→ **Task details**: Output the entries verbatim, including every line.

→ **Supplied records**:
______________________________
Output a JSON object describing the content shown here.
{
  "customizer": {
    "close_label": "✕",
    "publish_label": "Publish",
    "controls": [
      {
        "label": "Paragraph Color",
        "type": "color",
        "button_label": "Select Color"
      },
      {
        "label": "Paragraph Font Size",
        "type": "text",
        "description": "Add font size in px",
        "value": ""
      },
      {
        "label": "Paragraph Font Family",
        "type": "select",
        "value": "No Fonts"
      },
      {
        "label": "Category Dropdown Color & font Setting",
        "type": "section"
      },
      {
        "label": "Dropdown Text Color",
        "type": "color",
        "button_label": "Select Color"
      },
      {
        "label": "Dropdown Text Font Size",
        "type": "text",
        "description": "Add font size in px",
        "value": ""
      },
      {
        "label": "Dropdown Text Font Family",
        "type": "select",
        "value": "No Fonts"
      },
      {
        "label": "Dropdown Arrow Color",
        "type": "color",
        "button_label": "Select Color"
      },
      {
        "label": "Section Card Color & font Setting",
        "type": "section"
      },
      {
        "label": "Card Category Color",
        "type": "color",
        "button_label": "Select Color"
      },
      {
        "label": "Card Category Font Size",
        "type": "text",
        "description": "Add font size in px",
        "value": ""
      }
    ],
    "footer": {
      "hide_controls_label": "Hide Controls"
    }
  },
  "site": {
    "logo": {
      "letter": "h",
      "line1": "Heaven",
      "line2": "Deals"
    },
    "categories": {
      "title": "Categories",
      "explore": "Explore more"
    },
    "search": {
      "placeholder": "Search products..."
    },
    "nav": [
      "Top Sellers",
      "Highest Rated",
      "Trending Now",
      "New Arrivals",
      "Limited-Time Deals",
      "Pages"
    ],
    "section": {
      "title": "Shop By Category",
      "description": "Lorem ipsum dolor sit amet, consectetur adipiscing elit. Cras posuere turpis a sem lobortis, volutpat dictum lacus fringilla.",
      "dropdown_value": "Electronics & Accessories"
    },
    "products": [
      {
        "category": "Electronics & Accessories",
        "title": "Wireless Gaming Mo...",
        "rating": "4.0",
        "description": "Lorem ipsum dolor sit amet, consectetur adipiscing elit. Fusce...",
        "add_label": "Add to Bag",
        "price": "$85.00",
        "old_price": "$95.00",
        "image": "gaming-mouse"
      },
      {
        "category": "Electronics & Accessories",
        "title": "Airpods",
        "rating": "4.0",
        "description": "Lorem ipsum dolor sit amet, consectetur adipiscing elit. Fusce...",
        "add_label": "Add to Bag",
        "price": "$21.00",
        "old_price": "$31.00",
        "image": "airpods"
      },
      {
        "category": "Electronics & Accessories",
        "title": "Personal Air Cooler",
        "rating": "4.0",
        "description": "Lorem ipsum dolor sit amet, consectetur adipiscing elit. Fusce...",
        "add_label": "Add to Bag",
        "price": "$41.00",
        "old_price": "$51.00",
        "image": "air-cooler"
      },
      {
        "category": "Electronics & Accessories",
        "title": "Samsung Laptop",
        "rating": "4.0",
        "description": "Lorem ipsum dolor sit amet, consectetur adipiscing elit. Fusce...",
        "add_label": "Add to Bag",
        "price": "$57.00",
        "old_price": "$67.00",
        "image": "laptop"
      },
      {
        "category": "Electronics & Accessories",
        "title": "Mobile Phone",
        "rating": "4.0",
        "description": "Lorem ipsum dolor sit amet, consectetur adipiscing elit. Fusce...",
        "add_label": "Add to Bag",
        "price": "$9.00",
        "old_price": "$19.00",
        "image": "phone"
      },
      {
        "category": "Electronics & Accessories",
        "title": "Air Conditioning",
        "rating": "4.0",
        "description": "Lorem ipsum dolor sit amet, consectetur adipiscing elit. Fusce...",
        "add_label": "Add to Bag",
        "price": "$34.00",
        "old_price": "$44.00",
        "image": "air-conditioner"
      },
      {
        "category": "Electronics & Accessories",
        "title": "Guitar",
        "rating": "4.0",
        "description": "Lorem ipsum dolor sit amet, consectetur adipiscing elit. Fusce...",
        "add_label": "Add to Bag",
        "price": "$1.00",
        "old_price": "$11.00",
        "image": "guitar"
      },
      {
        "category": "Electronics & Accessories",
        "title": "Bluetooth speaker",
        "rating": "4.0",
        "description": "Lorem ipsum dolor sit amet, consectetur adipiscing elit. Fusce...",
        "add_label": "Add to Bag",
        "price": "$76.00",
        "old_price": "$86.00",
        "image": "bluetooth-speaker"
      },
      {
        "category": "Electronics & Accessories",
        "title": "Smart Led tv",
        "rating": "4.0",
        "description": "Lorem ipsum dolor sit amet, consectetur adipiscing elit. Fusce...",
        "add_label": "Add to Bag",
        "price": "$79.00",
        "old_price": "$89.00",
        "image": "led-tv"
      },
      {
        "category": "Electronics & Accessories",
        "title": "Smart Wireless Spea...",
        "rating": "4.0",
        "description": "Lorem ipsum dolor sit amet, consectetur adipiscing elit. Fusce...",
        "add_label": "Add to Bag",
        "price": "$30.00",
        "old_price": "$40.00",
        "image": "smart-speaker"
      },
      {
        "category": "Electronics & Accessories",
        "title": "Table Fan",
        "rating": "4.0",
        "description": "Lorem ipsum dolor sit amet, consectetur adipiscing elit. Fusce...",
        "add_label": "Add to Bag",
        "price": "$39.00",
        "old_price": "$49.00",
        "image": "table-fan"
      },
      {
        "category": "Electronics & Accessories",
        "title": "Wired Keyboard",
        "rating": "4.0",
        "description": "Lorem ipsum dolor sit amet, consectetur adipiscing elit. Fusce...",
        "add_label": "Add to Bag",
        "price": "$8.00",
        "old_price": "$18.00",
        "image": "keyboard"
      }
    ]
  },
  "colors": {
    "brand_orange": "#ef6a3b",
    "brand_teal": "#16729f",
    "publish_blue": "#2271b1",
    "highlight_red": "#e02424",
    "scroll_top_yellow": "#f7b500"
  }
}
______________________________
→ **Your response**:
Output a JSON object describing the content shown here.
{
  "customizer": {
    "close_label": "✕",
    "publish_label": "Publish",
    "controls": [
      {
        "label": "Paragraph Color",
        "type": "color",
        "button_label": "Select Color"
      },
      {
        "label": "Paragraph Font Size",
        "type": "text",
        "description": "Add font size in px",
        "value": ""
      },
      {
        "label": "Paragraph Font Family",
        "type": "select",
        "value": "No Fonts"
      },
      {
        "label": "Category Dropdown Color & font Setting",
        "type": "section"
      },
      {
        "label": "Dropdown Text Color",
        "type": "color",
        "button_label": "Select Color"
      },
      {
        "label": "Dropdown Text Font Size",
        "type": "text",
        "description": "Add font size in px",
        "value": ""
      },
      {
        "label": "Dropdown Text Font Family",
        "type": "select",
        "value": "No Fonts"
      },
      {
        "label": "Dropdown Arrow Color",
        "type": "color",
        "button_label": "Select Color"
      },
      {
        "label": "Section Card Color & font Setting",
        "type": "section"
      },
      {
        "label": "Card Category Color",
        "type": "color",
        "button_label": "Select Color"
      },
      {
        "label": "Card Category Font Size",
        "type": "text",
        "description": "Add font size in px",
        "value": ""
      }
    ],
    "footer": {
      "hide_controls_label": "Hide Controls"
    }
  },
  "site": {
    "logo": {
      "letter": "h",
      "line1": "Heaven",
      "line2": "Deals"
    },
    "categories": {
      "title": "Categories",
      "explore": "Explore more"
    },
    "search": {
      "placeholder": "Search products..."
    },
    "nav": [
      "Top Sellers",
      "Highest Rated",
      "Trending Now",
      "New Arrivals",
      "Limited-Time Deals",
      "Pages"
    ],
    "section": {
      "title": "Shop By Category",
      "description": "Lorem ipsum dolor sit amet, consectetur adipiscing elit. Cras posuere turpis a sem lobortis, volutpat dictum lacus fringilla.",
      "dropdown_value": "Electronics & Accessories"
    },
    "products": [
      {
        "category": "Electronics & Accessories",
        "title": "Wireless Gaming Mo...",
        "rating": "4.0",
        "description": "Lorem ipsum dolor sit amet, consectetur adipiscing elit. Fusce...",
        "add_label": "Add to Bag",
        "price": "$85.00",
        "old_price": "$95.00",
        "image": "gaming-mouse"
      },
      {
        "category": "Electronics & Accessories",
        "title": "Airpods",
        "rating": "4.0",
        "description": "Lorem ipsum dolor sit amet, consectetur adipiscing elit. Fusce...",
        "add_label": "Add to Bag",
        "price": "$21.00",
        "old_price": "$31.00",
        "image": "airpods"
      },
      {
        "category": "Electronics & Accessories",
        "title": "Personal Air Cooler",
        "rating": "4.0",
        "description": "Lorem ipsum dolor sit amet, consectetur adipiscing elit. Fusce...",
        "add_label": "Add to Bag",
        "price": "$41.00",
        "old_price": "$51.00",
        "image": "air-cooler"
      },
      {
        "category": "Electronics & Accessories",
        "title": "Samsung Laptop",
        "rating": "4.0",
        "description": "Lorem ipsum dolor sit amet, consectetur adipiscing elit. Fusce...",
        "add_label": "Add to Bag",
        "price": "$57.00",
        "old_price": "$67.00",
        "image": "laptop"
      },
      {
        "category": "Electronics & Accessories",
        "title": "Mobile Phone",
        "rating": "4.0",
        "description": "Lorem ipsum dolor sit amet, consectetur adipiscing elit. Fusce...",
        "add_label": "Add to Bag",
        "price": "$9.00",
        "old_price": "$19.00",
        "image": "phone"
      },
      {
        "category": "Electronics & Accessories",
        "title": "Air Conditioning",
        "rating": "4.0",
        "description": "Lorem ipsum dolor sit amet, consectetur adipiscing elit. Fusce...",
        "add_label": "Add to Bag",
        "price": "$34.00",
        "old_price": "$44.00",
        "image": "air-conditioner"
      },
      {
        "category": "Electronics & Accessories",
        "title": "Guitar",
        "rating": "4.0",
        "description": "Lorem ipsum dolor sit amet, consectetur adipiscing elit. Fusce...",
        "add_label": "Add to Bag",
        "price": "$1.00",
        "old_price": "$11.00",
        "image": "guitar"
      },
      {
        "category": "Electronics & Accessories",
        "title": "Bluetooth speaker",
        "rating": "4.0",
        "description": "Lorem ipsum dolor sit amet, consectetur adipiscing elit. Fusce...",
        "add_label": "Add to Bag",
        "price": "$76.00",
        "old_price": "$86.00",
        "image": "bluetooth-speaker"
      },
      {
        "category": "Electronics & Accessories",
        "title": "Smart Led tv",
        "rating": "4.0",
        "description": "Lorem ipsum dolor sit amet, consectetur adipiscing elit. Fusce...",
        "add_label": "Add to Bag",
        "price": "$79.00",
        "old_price": "$89.00",
        "image": "led-tv"
      },
      {
        "category": "Electronics & Accessories",
        "title": "Smart Wireless Spea...",
        "rating": "4.0",
        "description": "Lorem ipsum dolor sit amet, consectetur adipiscing elit. Fusce...",
        "add_label": "Add to Bag",
        "price": "$30.00",
        "old_price": "$40.00",
        "image": "smart-speaker"
      },
      {
        "category": "Electronics & Accessories",
        "title": "Table Fan",
        "rating": "4.0",
        "description": "Lorem ipsum dolor sit amet, consectetur adipiscing elit. Fusce...",
        "add_label": "Add to Bag",
        "price": "$39.00",
        "old_price": "$49.00",
        "image": "table-fan"
      },
      {
        "category": "Electronics & Accessories",
        "title": "Wired Keyboard",
        "rating": "4.0",
        "description": "Lorem ipsum dolor sit amet, consectetur adipiscing elit. Fusce...",
        "add_label": "Add to Bag",
        "price": "$8.00",
        "old_price": "$18.00",
        "image": "keyboard"
      }
    ]
  },
  "colors": {
    "brand_orange": "#ef6a3b",
    "brand_teal": "#16729f",
    "publish_blue": "#2271b1",
    "highlight_red": "#e02424",
    "scroll_top_yellow": "#f7b500"
  }
}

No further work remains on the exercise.